- [Goal of the exercise] Restate each of the lines below word for word and drop every picture.

- [Information given]
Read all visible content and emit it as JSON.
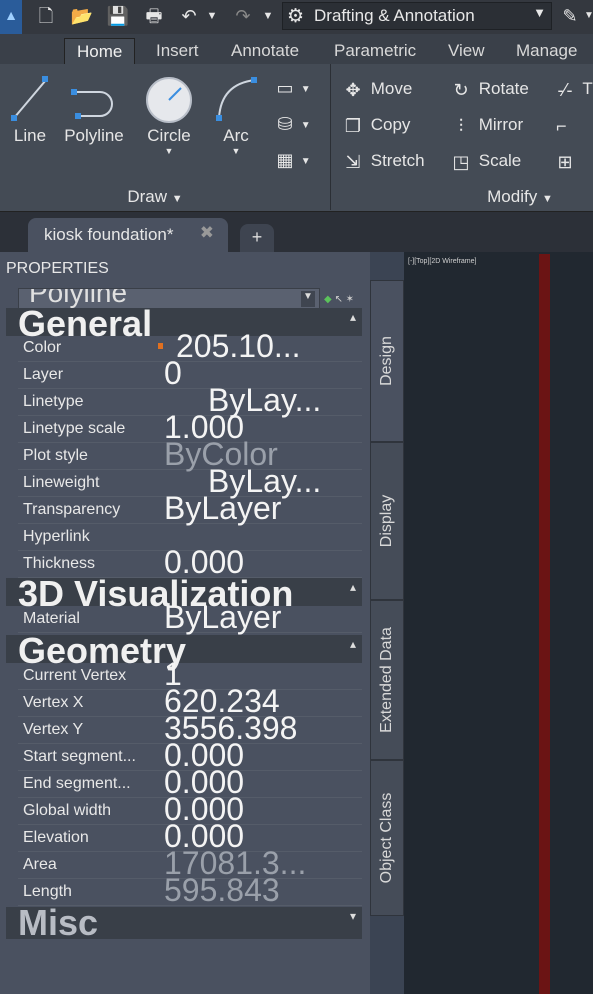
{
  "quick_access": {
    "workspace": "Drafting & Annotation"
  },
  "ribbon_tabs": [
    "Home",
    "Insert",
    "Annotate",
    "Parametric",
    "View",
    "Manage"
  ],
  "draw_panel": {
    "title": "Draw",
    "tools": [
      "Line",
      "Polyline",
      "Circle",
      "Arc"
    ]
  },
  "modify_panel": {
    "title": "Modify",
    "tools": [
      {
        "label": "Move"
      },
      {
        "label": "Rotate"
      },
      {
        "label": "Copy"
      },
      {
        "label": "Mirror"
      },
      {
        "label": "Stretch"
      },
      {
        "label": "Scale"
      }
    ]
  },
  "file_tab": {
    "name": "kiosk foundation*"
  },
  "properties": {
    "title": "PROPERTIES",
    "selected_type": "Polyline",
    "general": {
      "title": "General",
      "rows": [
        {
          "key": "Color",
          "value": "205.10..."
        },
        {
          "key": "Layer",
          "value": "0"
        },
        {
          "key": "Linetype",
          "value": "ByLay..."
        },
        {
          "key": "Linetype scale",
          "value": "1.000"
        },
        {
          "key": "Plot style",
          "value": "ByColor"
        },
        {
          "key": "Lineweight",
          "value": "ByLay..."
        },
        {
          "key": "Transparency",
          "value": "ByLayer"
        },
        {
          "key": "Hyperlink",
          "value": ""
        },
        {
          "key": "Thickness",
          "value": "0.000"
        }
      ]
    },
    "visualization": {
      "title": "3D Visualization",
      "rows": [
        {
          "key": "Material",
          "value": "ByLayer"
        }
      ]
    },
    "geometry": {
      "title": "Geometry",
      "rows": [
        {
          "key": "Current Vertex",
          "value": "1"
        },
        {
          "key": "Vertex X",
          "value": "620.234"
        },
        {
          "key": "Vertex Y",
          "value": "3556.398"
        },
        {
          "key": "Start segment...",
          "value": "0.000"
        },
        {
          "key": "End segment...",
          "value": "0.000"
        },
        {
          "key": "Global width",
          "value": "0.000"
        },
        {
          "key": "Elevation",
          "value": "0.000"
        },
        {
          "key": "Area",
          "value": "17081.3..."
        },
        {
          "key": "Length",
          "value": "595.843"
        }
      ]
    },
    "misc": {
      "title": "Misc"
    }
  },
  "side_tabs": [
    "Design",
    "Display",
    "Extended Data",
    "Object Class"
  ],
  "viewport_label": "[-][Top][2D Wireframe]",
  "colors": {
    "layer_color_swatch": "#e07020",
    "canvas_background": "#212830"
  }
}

- [Response for this exercise]
Read all visible content and emit it as JSON.
{
  "quick_access": {
    "workspace": "Drafting & Annotation"
  },
  "ribbon_tabs": [
    "Home",
    "Insert",
    "Annotate",
    "Parametric",
    "View",
    "Manage"
  ],
  "draw_panel": {
    "title": "Draw",
    "tools": [
      "Line",
      "Polyline",
      "Circle",
      "Arc"
    ]
  },
  "modify_panel": {
    "title": "Modify",
    "tools": [
      {
        "label": "Move"
      },
      {
        "label": "Rotate"
      },
      {
        "label": "Copy"
      },
      {
        "label": "Mirror"
      },
      {
        "label": "Stretch"
      },
      {
        "label": "Scale"
      }
    ]
  },
  "file_tab": {
    "name": "kiosk foundation*"
  },
  "properties": {
    "title": "PROPERTIES",
    "selected_type": "Polyline",
    "general": {
      "title": "General",
      "rows": [
        {
          "key": "Color",
          "value": "205.10..."
        },
        {
          "key": "Layer",
          "value": "0"
        },
        {
          "key": "Linetype",
          "value": "ByLay..."
        },
        {
          "key": "Linetype scale",
          "value": "1.000"
        },
        {
          "key": "Plot style",
          "value": "ByColor"
        },
        {
          "key": "Lineweight",
          "value": "ByLay..."
        },
        {
          "key": "Transparency",
          "value": "ByLayer"
        },
        {
          "key": "Hyperlink",
          "value": ""
        },
        {
          "key": "Thickness",
          "value": "0.000"
        }
      ]
    },
    "visualization": {
      "title": "3D Visualization",
      "rows": [
        {
          "key": "Material",
          "value": "ByLayer"
        }
      ]
    },
    "geometry": {
      "title": "Geometry",
      "rows": [
        {
          "key": "Current Vertex",
          "value": "1"
        },
        {
          "key": "Vertex X",
          "value": "620.234"
        },
        {
          "key": "Vertex Y",
          "value": "3556.398"
        },
        {
          "key": "Start segment...",
          "value": "0.000"
        },
        {
          "key": "End segment...",
          "value": "0.000"
        },
        {
          "key": "Global width",
          "value": "0.000"
        },
        {
          "key": "Elevation",
          "value": "0.000"
        },
        {
          "key": "Area",
          "value": "17081.3..."
        },
        {
          "key": "Length",
          "value": "595.843"
        }
      ]
    },
    "misc": {
      "title": "Misc"
    }
  },
  "side_tabs": [
    "Design",
    "Display",
    "Extended Data",
    "Object Class"
  ],
  "viewport_label": "[-][Top][2D Wireframe]",
  "colors": {
    "layer_color_swatch": "#e07020",
    "canvas_background": "#212830"
  }
}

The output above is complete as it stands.